9th Conference European Sociological Association

RN02 Sociology of the Arts

2009-09-03 09:00:00 2009-09-03 10:30:00 Thursday, 3 September 09:00 - 10:30 Arts and Politics Building II, C6.08

The role of the music in the German extremist right-wing movements

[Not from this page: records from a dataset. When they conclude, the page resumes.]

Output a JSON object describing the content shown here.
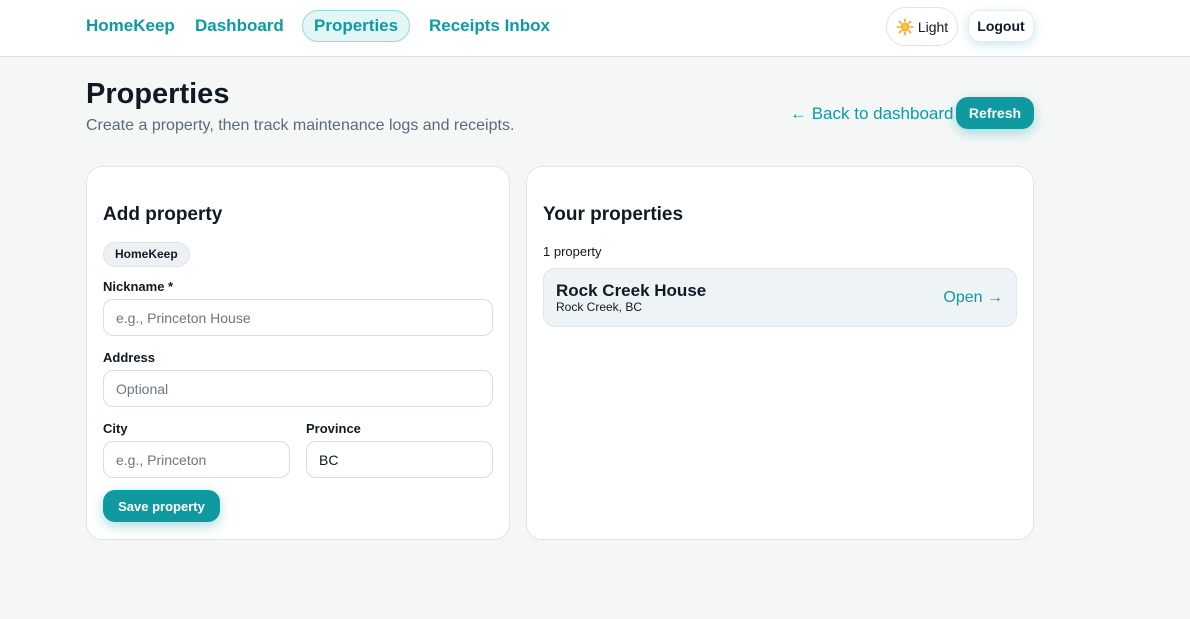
{
  "nav": {
    "brand": "HomeKeep",
    "links": [
      {
        "label": "Dashboard"
      },
      {
        "label": "Properties",
        "active": true
      },
      {
        "label": "Receipts Inbox"
      }
    ],
    "theme_label": "Light",
    "logout_label": "Logout"
  },
  "header": {
    "title": "Properties",
    "subtitle": "Create a property, then track maintenance logs and receipts.",
    "back_label": "← Back to dashboard",
    "refresh_label": "Refresh"
  },
  "add_property": {
    "title": "Add property",
    "chip": "HomeKeep",
    "nickname": {
      "label": "Nickname *",
      "value": "",
      "placeholder": "e.g., Princeton House"
    },
    "address": {
      "label": "Address",
      "value": "",
      "placeholder": "Optional"
    },
    "city": {
      "label": "City",
      "value": "",
      "placeholder": "e.g., Princeton"
    },
    "province": {
      "label": "Province",
      "value": "BC",
      "placeholder": ""
    },
    "save_label": "Save property"
  },
  "properties": {
    "title": "Your properties",
    "count_text": "1 property",
    "items": [
      {
        "name": "Rock Creek House",
        "location": "Rock Creek, BC",
        "open_label": "Open →"
      }
    ]
  },
  "colors": {
    "accent": "#0e9aa0",
    "background": "#f5f7f7",
    "card": "#ffffff"
  },
  "icons": {
    "theme": "sun-icon"
  }
}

As addressed by Eyerman and Jamison (1998: 160), "the construction of meaning through songs is a central aspect of collective identity formation and (...) collective structures of feeling are actually made and reorganized, in part, through music".
Based on a deep description of the main features, modes of distribution and consumption practices of Rechtsrock (Right-wing music), the paper will frame the conspirative and penally punishable activities of nowadays nationalistic movements in the Bundesrepublik Deuschlands focusing on the central role played by music in giving cohesion and coherence to this widespread scene.
German extremist movements represent a significant example of political propaganda through music. In the past decades, right-wing parties have registered a dramatic decrease in youth participation and trust in traditional political models. To contrast this tendency, a new strategy was adopted and several small groups and organizations were created at a regional level; nonetheless, the governmental prohibition of reconstructing any organization which could remind of the Nazi party made particularly hard their survival. All these fragmented units needed a common ideological denominator as well as a way to keep in touch with each other without being bothered by any legal complication. And, it was in this context that music was chosen as effective means of propaganda, as powerful homogenizing element, as privileged way to reach young and potentially new adepts of the extremist right-wing scene.
Four will be the foci of the paper: the Rechtsrock groups, the songs, the concerts as socialization event and the audience. In particular, the analysis will pay close attention to the songs' content. Through a grounded theory, by using NVivo qualitative software, it will be possible to discover and analyse the most common topics, words and symbols characterizing their music production, thus deeply penetrating into the ideology, the process of identity formation and the structure of feeling of these movements.
Coherently with a framework that looks at music as significant and largely resource for academic observes, the paper will underline how the sociology of music represents an extremely effective and strategic means for the examination of complex phenomena such as extremist and xenophobic movements.